Summer is around the corner and with Summer brings heat, bush fires, ticks, snakes, spiders, parties, fireworks and electrical storms, to name a few. Do you know how to administer first aid to your dog should he/she have an accident or is bitten? It is essential to know the basics of first aid for pets should an emergency occur.
Here are a few common situations that you might find your fur baby in:
Heat can affect dogs in fatal ways and with our summers soaring into 40 degree heat we must ensure that our dogs are safe from hot conditions. Dogs do not perspire like we do, they only sweat through their paws. Dogs pant to control their body temperature but if they are panting in hot humid conditions they are not receiving cool air, and this can be extremely dangerous for them.

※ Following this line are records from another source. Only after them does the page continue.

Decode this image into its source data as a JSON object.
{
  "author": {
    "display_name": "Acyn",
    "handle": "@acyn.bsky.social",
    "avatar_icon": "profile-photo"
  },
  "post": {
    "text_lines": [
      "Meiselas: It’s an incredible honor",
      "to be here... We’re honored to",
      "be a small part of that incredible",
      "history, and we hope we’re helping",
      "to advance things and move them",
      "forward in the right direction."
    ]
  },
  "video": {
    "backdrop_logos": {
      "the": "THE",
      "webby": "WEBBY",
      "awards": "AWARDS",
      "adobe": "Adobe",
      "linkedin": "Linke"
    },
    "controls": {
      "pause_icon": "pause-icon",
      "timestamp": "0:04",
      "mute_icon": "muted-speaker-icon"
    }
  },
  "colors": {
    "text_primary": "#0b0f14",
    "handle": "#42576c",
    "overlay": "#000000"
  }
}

- Never leave your dog in a car
- Provide plenty of fresh water, shade and cool shelter for outdoor dogs whilst you are not home.
- Avoid walking and exercise in extreme heat

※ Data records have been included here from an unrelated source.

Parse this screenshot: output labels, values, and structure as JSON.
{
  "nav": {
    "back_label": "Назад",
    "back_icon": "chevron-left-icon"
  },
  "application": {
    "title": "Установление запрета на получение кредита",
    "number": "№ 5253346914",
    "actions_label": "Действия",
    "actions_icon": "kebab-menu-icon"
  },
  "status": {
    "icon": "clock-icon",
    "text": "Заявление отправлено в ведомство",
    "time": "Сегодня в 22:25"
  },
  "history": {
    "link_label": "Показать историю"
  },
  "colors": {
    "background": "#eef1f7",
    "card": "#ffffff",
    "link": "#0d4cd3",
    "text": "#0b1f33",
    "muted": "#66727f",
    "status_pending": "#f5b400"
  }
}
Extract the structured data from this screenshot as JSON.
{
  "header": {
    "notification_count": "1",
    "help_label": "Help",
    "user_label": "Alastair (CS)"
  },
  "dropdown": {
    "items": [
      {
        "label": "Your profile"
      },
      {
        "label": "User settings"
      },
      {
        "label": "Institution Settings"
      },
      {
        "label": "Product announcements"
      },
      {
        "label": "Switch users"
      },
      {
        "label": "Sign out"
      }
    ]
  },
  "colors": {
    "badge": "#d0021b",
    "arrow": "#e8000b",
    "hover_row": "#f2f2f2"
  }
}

- High temperature
- Excessive panting and salivating
- Red to blue gums due to inadequate oxygen supply to the tissues.
- Muscle weakness
- Mental dullness
- Vomiting or diarrhoea
- Cool your dog down with a wet towel, submerge in cool water or hose your dog
- Offer water in small and regular amounts
- Remove from the hot area
- Hose down area if you can
- Take into a cool room
- Seek Veterinary attention – even if its calling your vet and telling them what you are doing to treat the heat stroke.
Snake bites can be deadly, and care is to be taken for yourself as well as your dog if you come across a snake. Acting quickly can save your dog’s life. Snakes will normally only strike as a last resort and will try and avoid your dog if possible.
- Keep lawns short and surrounding areas where your dog is housed clear
- When walking through bush and dense areas keep your dog on a short lead
- Try to walk on wide tracks, not narrow ones
- Eliminate areas where rodents such as rats and mice will be attracted to as snakes eat rodents.
- Sudden weakness, trembling, collapse.
- Salivation, drooling, frothing.
- Dilated pupils.
- Respiratory distress.
- Bloody urine.
- Keep your dog calm and quiet
- Apply a firm pressure bandage around and over the bite to slow down the venom traveling to the heart
- Do not wash the area
- Do not apply a tourniquet
- Get your dog to a Vet ASAP
- If possible identify the snake so you can advise your Vet – do not try and catch the snake but if dead, you can take it along or take a photo of it. This will help your Vet determine which antivenom to administer.
The paralysis tick (Ixodes holocyclus) can be found in bushy coastal areas along the eastern coast of Australia and it's also one of the most dangerous threats to your dog’s health. They are most prevalent from Spring to Autumn however can occur at any time of year.
Paralysis ticks are external parasites that suck the blood from the host animal and it's the ticks salivary glands that produce the toxin that affects the nervous system of the dog. Once paralysis occurs the dog can die in a number of hours unless quickly treated by your vet with anti-tick serum. After initial treatment it can still take 48 hours for the toxin to be removed so your dog can continue to deteriorate during this time.
- Protect your dog with a tick prevention treatment
- Keep your dog’s coat short in warm months as ticks will be easier to detect in short coats
- Do daily tick searches on your dog especially after walks in bush land
- Buy a tick twister and have on you when walking
- Loss of appetite
- Difficulty swallowing
- Vomiting or dry retching
- Change of bark
- Difficulty breathing, noisy panting
- Remove the tick with a tick twister or similar, do not try and burn or spray off
- Do not offer food or drink as your dog’s throat will be paralysed which can cause aspiration
- Keep your dog cool and calm
- Get to your Vet ASAP
At K9SWiM we run first aid courses regularly in our training room for pet owners to learn about all the fundamentals of first aid for their beloved pets, including how to do a tick search and how to apply a pressure bandage along with recognising emergencies, nail care, bites, stings and allergies, poisoning and lots more. Keep checking our short courses page for upcoming dates for our first aid courses.